  • Dwindling Party: The patrol—12 men and 1 officer—is gradually picked off one at a time by the Arabs. The sergeant is the only one left when relief arrives.
  • Fatal Family Photo: Hubert shows the others pictures of his wife. He's picked off not long after. Possibly subverted in that everyone is getting picked off.
  • The Film of the Book: Based on the 1927 novel Patrol by English author Philip MacDonald.
  • The Fundamentalist: Sanders (Boris Karloff), who is religious to the extreme. He urges the other men to save their souls before they're killed by the Arabs, and he yells at one soldier when said soldier is telling tales of his sexual exploits with Malay native girls.
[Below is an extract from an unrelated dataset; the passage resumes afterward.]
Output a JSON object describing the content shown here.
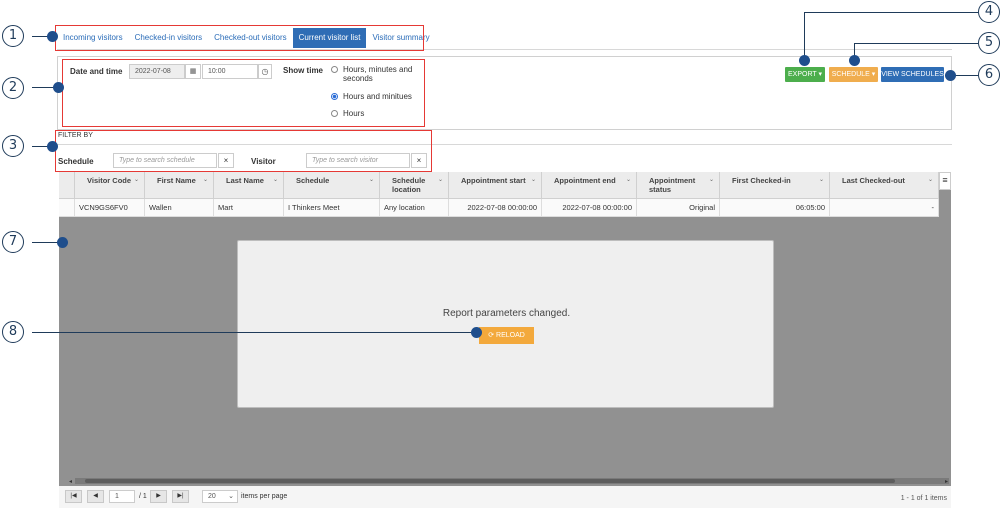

Eventually, he completely snaps, dressing up in a sort of John the Baptist outfit and approaching the Arabs with a cross. He's shot for his trouble.
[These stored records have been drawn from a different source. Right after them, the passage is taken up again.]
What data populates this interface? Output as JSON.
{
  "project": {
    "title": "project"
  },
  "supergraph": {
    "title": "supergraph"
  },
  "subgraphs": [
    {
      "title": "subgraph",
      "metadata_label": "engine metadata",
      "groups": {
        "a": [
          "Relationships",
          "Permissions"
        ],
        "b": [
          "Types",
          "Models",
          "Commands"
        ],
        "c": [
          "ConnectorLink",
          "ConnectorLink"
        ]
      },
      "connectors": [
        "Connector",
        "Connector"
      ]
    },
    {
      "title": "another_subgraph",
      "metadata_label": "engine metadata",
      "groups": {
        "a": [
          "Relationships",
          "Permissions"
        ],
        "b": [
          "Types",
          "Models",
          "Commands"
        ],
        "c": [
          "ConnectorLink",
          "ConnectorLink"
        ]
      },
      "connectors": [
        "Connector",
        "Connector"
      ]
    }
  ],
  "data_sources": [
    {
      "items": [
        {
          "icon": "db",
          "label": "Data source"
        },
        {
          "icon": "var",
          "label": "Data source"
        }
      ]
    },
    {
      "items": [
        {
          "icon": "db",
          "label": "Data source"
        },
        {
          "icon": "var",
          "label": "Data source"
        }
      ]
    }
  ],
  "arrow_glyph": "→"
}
  • Gentlemen Rankers: Pearson is from the upper crust and could have gotten a commission, but he tells the sergeant that he wanted to earn it, so he signed up for the ranks.
  • Hope Spot: The patrol has been reduced to its last three men—the sergeant, Morelli, and Sanders (who has cracked and been tied up)—when they are spotted by a British patrol plane. The sergeant and Morelli are giddy with relief, until they see that the pilot is landing outside their perimeter. The pilot gets out of his plane and is immediately shot In the Back by the Arabs.
  • Impairment Shot: Ableson, standing watch on the edge of the perimeter, is suffering from the heat. The film shows a shot of the dunes shimmering and distorting.
  • Improbable Aiming Skills: The Arabs hate to waste bullets - usually whenever one of the patrol is not actually behind cover, only one shot is fired - which invariably kills the target.
  • I Take Offense to That Last One
    Soldier: You were troop sergeant major, but you had been broken for being drunk and disorderly, for setting fire to your tent, and appearing on the parade ground with nothing on but your drawers and your Toby.
    Other soldier: That's a dirty lie. I did not set fire to my tent.
  • New Meat: Pearson, the fresh-faced and hopelessly naive boy who joined up because he wanted adventure out of Kipling. Not surprisingly, he's the first of the enlisted men to be killed.
  • No Name Given: McLaglen's character is only ever referred to as "Sergeant".
  • Nothing Is Scarier: Throughout the movie, the Arabs are killing the men of the patrol one at a time, but they are never seen. They don't pop up until the end, when the sergeant is playing dead. Even then, they're The Faceless, wrapped up in robes and face masks.
  • Playing Possum: How the sergeant takes out the Arabs at the end. He charges out, sets fire to the plane, and removes its machine gun. He then runs back to the oasis and plays dead. As the Arabs finally rise out of their hiding places in the desert and approach, the sergeant whips out the machine gun and massacres them.
  • The Siege: A particularly grim small-scale version, as the men of the patrol are trapped inside the oasis, being picked off one at a time by the Arabs surrounding them outside.
  • Sole Survivor: The sergeant is the only one left when a British regiment, attracted by the fire he set, arrives. When asked where his men are, the sergeant just points to the graves.
  • Thirsty Desert: Played straight at first, with the patrol seeming to be in pretty desperate straits as they wander through the desert, but surprisingly averted afterwards when they find an oasis with more than enough water. After that, they have different problems.
  • Tightrope Walking: Morelli and his common law wife did this in a circus act before he enlisted. One day the wire broke, and she died in the fall.
  • Video Credits: At the beginning of the film.
  • War Is Hell: A particularly effective use of this trope, as a random patrol suffers and dies in a place they should not be for a war they have no interest in against an enemy they can't even see.
  • What Happened to the Mouse?: Brown disappears during the night, leaving a note behind in which he tells the sergeant that he's going to sneak around the perimeter and kill a couple of Arabs in revenge for Jock and Matlow. He is never seen again.